## WORK INSTRUCTION
Copy each line of the data below with the word "post".

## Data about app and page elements

****

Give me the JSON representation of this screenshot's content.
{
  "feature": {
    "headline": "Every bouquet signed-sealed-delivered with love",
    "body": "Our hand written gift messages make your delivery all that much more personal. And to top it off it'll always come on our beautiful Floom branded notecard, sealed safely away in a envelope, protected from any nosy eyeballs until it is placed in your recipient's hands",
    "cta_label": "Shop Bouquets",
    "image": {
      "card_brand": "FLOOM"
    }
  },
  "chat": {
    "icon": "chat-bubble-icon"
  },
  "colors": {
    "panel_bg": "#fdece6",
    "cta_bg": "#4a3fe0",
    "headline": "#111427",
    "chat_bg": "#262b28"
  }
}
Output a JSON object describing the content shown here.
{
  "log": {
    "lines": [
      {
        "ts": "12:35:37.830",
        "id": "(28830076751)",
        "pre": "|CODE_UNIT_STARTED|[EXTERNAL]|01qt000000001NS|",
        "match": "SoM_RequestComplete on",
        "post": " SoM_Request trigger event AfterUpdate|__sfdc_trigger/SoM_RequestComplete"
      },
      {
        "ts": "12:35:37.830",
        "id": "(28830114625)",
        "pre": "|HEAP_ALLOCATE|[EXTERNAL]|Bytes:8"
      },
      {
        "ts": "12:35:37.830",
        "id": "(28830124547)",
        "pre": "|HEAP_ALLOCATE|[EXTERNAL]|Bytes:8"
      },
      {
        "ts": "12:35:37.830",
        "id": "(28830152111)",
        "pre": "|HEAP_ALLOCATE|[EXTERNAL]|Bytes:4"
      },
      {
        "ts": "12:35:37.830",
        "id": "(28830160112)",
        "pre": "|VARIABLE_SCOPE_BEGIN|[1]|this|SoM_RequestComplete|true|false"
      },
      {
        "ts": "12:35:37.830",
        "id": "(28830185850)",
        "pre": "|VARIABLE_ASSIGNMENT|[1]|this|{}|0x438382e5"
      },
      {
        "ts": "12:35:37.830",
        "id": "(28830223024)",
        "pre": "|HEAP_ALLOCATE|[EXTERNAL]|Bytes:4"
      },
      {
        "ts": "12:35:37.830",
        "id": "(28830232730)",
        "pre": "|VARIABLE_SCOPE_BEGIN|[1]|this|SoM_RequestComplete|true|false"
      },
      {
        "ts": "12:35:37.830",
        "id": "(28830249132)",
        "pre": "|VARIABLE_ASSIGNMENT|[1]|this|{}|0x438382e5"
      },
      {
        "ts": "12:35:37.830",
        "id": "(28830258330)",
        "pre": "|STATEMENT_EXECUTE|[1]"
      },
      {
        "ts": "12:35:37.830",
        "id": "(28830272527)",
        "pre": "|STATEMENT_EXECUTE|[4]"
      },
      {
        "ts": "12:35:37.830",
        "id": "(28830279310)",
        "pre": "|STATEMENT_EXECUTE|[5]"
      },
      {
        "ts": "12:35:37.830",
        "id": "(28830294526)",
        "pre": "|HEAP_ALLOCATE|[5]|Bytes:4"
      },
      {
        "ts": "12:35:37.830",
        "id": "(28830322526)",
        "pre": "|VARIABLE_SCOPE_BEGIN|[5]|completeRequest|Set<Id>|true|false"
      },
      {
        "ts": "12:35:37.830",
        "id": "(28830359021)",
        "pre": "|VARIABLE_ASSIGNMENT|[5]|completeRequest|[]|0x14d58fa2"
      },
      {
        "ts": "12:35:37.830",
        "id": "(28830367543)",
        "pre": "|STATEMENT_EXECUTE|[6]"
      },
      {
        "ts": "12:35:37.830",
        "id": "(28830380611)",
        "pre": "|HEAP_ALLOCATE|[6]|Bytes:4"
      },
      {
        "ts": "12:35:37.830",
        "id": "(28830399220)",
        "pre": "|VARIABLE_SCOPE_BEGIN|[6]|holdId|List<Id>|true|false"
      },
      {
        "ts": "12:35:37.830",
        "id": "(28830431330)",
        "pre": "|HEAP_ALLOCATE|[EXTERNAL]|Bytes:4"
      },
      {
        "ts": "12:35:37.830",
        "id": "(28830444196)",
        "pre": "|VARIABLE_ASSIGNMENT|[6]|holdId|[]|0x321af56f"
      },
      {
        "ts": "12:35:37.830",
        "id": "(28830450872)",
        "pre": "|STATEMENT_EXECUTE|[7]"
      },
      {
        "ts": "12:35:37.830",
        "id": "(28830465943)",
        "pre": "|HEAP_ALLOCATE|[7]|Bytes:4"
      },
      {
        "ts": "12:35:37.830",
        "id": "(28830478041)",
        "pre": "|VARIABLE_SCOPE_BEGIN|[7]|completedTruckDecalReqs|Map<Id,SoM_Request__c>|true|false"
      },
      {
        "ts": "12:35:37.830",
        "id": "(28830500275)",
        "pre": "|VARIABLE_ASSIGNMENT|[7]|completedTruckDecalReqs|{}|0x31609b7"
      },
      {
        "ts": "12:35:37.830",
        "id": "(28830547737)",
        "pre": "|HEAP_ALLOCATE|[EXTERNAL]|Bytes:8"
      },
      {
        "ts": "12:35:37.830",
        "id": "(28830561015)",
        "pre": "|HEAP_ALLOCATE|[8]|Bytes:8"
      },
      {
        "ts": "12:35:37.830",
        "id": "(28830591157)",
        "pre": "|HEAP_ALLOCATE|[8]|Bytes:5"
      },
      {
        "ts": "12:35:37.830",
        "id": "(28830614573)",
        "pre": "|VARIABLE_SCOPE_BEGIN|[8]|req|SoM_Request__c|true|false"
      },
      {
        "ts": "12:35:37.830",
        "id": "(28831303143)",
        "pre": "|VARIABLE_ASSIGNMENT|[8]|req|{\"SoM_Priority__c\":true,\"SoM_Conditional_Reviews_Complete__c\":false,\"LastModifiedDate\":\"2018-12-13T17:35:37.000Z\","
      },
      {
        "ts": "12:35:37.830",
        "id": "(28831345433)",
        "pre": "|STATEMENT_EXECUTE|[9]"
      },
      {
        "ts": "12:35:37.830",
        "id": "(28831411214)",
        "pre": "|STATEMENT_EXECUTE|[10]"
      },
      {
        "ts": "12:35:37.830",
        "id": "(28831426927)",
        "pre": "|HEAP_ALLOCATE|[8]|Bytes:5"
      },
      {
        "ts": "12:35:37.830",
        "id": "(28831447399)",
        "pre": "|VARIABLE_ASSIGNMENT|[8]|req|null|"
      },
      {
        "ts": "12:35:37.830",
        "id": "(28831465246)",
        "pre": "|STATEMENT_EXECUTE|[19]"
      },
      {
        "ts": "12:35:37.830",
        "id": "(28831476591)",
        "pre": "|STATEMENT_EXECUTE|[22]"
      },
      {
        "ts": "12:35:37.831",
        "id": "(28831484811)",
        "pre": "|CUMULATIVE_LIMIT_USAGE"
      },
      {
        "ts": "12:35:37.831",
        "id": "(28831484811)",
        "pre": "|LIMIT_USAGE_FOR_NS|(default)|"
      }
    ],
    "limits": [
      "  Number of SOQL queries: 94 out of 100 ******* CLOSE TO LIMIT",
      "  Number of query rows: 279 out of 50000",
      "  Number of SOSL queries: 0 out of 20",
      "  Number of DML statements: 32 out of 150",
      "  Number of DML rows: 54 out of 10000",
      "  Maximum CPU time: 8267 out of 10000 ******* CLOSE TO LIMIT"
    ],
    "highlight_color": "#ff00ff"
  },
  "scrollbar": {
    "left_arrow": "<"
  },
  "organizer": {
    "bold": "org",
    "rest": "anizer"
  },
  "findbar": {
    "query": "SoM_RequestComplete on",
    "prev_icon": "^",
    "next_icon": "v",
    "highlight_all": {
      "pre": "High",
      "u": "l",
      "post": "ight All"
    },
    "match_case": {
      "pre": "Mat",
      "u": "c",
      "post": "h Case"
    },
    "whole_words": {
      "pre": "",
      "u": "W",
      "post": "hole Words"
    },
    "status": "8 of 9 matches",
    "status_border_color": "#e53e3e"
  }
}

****

## COMPLETED TASK
        "post": " SoM_Request trigger event AfterUpdate|__sfdc_trigger/SoM_RequestComplete"
      "post": "ight All"
      "post": "h Case"
      "post": "hole Words"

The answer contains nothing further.